Ground corn meal, usually served with a pat of butter or sometimes a square of (American) cheese.I garnished my bowl with pepper.
It was cheap food for the Depression. It has since been romanticized!

Singing to Jeffrey's Tune said...

Are you attempting to relearn the depression era food in anticipation of depression era 2? I think there is some validity in that. Victory Gardens, cheese, bread, yogurt, soap making. Water storage and purification, etc.

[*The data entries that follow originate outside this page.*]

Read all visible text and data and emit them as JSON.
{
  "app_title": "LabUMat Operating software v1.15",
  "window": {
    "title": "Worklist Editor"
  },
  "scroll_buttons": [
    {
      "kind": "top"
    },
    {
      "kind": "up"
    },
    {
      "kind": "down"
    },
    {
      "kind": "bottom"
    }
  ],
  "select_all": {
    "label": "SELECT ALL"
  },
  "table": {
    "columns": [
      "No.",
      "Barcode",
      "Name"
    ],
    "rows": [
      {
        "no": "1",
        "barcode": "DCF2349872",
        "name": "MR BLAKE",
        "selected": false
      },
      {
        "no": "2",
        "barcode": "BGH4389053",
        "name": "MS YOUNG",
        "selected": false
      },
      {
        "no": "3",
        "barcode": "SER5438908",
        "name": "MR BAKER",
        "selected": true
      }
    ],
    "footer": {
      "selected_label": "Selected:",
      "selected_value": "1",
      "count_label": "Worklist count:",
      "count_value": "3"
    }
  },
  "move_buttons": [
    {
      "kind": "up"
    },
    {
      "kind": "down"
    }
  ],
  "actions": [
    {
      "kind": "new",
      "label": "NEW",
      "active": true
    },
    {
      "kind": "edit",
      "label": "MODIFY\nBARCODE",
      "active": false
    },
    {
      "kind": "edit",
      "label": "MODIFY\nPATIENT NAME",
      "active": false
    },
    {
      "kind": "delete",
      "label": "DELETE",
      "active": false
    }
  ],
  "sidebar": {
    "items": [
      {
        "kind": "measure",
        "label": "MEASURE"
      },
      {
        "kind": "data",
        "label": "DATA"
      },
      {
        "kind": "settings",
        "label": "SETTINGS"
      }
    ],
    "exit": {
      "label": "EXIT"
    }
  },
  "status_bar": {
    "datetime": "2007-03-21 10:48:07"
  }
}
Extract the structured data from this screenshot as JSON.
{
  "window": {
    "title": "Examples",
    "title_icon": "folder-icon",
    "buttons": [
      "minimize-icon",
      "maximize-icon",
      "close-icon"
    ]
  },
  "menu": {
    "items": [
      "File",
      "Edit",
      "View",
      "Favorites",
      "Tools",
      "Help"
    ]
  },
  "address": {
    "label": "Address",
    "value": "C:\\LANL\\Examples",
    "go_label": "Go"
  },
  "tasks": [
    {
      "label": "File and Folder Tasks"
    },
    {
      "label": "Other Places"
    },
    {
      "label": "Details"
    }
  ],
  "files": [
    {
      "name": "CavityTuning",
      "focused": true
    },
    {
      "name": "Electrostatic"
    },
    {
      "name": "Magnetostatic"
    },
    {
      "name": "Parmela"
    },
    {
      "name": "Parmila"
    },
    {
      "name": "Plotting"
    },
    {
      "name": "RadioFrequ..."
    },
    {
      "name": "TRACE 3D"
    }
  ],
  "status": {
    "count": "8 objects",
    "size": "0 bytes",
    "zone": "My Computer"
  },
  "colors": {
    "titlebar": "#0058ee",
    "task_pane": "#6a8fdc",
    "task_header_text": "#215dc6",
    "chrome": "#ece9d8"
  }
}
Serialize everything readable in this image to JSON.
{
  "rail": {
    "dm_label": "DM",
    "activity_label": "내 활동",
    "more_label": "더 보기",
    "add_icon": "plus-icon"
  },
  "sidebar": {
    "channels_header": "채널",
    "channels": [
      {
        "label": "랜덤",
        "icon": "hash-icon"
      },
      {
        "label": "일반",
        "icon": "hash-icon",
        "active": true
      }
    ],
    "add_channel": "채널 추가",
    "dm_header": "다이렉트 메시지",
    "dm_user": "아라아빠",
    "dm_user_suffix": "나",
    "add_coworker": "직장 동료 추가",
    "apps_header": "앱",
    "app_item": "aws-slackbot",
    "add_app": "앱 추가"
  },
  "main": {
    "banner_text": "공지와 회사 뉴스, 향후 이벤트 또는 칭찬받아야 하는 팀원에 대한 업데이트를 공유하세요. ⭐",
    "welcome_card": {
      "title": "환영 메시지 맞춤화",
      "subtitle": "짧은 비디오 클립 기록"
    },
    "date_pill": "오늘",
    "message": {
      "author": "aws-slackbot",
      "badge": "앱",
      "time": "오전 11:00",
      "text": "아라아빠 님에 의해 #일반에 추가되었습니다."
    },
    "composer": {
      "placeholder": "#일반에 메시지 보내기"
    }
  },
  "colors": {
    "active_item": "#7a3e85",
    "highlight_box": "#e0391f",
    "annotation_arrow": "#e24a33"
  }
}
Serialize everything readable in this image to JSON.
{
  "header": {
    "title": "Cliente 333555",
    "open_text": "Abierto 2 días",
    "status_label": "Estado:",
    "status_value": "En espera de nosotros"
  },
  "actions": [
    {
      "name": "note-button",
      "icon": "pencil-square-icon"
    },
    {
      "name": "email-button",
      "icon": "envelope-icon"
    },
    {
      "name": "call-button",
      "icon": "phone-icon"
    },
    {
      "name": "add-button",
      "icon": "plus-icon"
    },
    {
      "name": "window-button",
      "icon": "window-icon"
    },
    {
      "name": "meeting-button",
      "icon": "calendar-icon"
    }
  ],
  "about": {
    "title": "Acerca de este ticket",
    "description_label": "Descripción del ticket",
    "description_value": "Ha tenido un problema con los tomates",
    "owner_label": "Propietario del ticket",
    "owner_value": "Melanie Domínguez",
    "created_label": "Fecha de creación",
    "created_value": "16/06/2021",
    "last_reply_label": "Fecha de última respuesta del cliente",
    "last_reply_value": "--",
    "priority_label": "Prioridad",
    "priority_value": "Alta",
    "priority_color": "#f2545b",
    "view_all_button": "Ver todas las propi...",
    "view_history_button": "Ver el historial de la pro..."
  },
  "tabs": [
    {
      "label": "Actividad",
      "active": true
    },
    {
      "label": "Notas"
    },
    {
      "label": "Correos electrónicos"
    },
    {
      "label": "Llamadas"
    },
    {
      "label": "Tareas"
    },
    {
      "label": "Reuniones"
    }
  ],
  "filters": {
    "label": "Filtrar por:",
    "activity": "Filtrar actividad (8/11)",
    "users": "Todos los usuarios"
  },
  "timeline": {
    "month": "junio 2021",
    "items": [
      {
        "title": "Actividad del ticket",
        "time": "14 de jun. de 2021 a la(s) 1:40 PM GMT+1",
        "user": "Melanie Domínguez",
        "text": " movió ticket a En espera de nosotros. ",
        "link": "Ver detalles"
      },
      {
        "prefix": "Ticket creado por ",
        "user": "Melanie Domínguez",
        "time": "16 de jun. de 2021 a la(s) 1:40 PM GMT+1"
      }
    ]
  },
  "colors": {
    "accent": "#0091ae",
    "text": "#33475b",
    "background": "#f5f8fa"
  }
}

On another note, on a past visit to Marathon, my father and I went to breakfast at the Stuffed Pig. After the meal, I realized I left my wallet back at the house and turned to my dad to ask if I could borrow the money to cover my meal. Dad, said sure, but I was lucky, otherwise I might have to wash dishes. The waitress was in earshot and she said (and fairly snarky), "We got enough dishwashers, we only want cash!". Cash indeed.